Three years' jail for bus driver in crash


A BUS driver involved in a fatal road crash in Co Meath has been jailed for three years.

Sorin Dinu (45), Castlecurragh Heath, Mulhuddart, Dublin 15, was driving a Bus Éireann coach when his vehicle became airborne at a roundabout on the old Dublin-Galway road near Enfield on February 23rd, 2009, and struck the top of an SUV driven by Cathal O’Leary (37).

Mr O’Leary, who was driving to work in Dublin, died instantly.

The defendant, who had originally denied a charge of dangerous driving causing the death of Mr O’Leary at Johnstown, Enfield, Co Meath, pleaded guilty on the fourth day of his trial at Trim Circuit Court earlier this year.

The court heard the bus was approaching the roundabout on a misty morning just before 6.30am when it veered to the right onto the wrong side of the road, colliding with the raised island in the centre of the roundabout.

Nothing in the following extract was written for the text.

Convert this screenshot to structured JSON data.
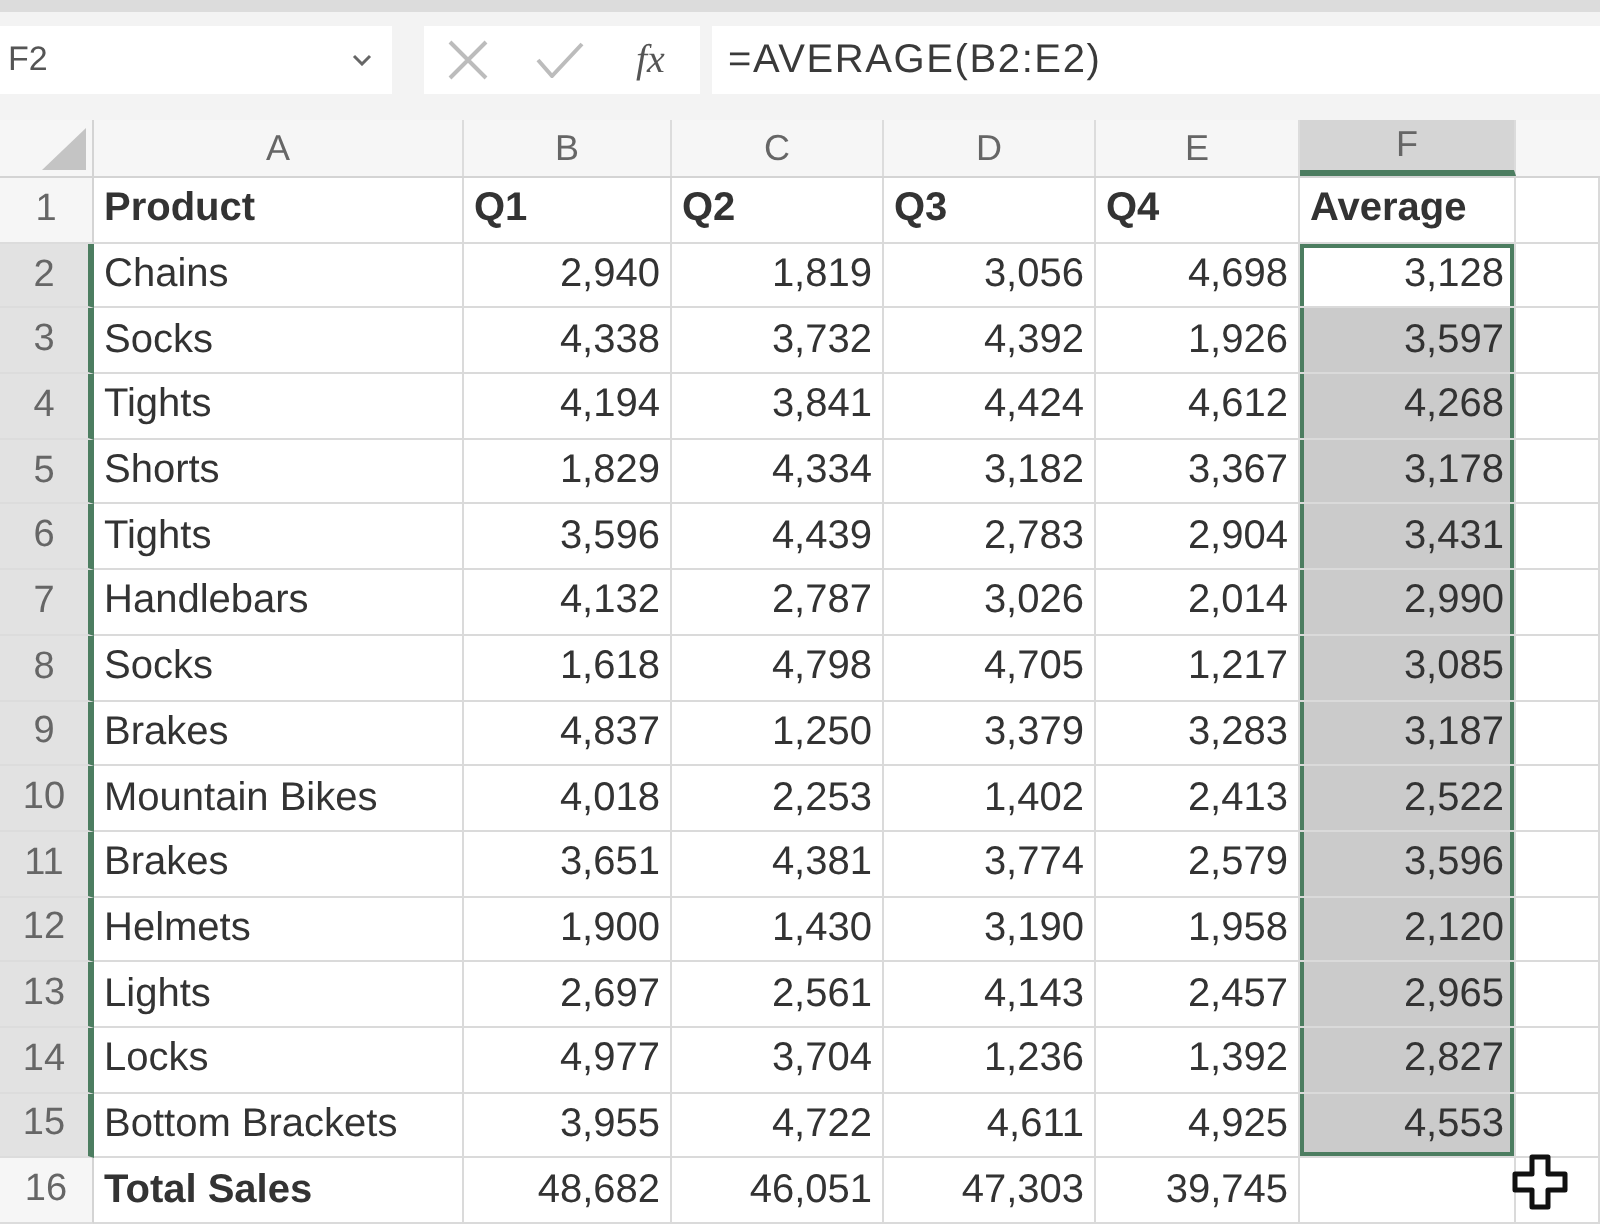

The bus became airborne and its rear undercarriage struck the top of Mr O’Leary’s SUV, which was on the opposite side of the roundabout. The bus continued on and crashed through a fence and into a field before coming to a halt 48m away.

The court was told the tachograph in the bus showed it had been travelling at 75km/h as it entered the mouth of the roundabout.

The defendant had told gardaí the brakes in the bus had failed to respond as he approached the roundabout.

However, a subsequent inspection found the vehicle was in good mechanical order and the brakes were working properly.

A forensic examination of the scene found no sign of brake marks on the road.

Sentence had been adjourned until yesterday to allow time for the preparation of a probation report on the defendant and victim impact statements from Mr O’Leary’s partner and family.

Elizabeth Finn, the dead man’s partner, who had been a front-seat passenger in his jeep on the day of the crash, told the court they had talked of having a family and growing old together, but the world had stopped for her the day he died.

She could no loner go places they had gone together. “There were too many reminders,” she said.

She had suffered stress and trauma and had become withdrawn, finding it difficult some days even to get up, she said.

Lorraine O’Leary, the dead man’s sister, told the court he had been a great son, brother and uncle, and that his death had left the family with an unbearable amount of pain.

“Our grief has been exacerbated by the media coverage of the trial, especially the television image of the crashed vehicles,” she said.

The defendant, a father of two, broke down in the witness box and sobbed as he extended his sympathy to the family.

“I want to express my endless sorrow for the unfortunate incident which caused his death. I don’t know what happened. I am asking myself a thousand times what happened but there is no answer,” he said.

A defence barrister told the court his client, who had come to Ireland from Romania in 2002, had been under stress at work prior to the crash as he had been told he was to be made redundant and had feared that he would not be able to maintain the payments on his mortgage loan.

His client had to work one of his rest days in the previous week, had only five hours’ sleep on the night before the incident, and a psychiatric report indicated he may have fallen asleep at the wheel just before the incident, the barrister added.

Judge Michael O’Shea said the evidence had shown that the defendant had failed to approach the roundabout at the proper speed and had allowed the bus to go out of control.

He said Cathal O’Leary was irreplaceable and his loss was catastrophic, and while the incident had been a tragedy for Sorin Dinu, he still had his life to look forward to.

The judge imposed a prison sentence of three years and a 10-year driving ban.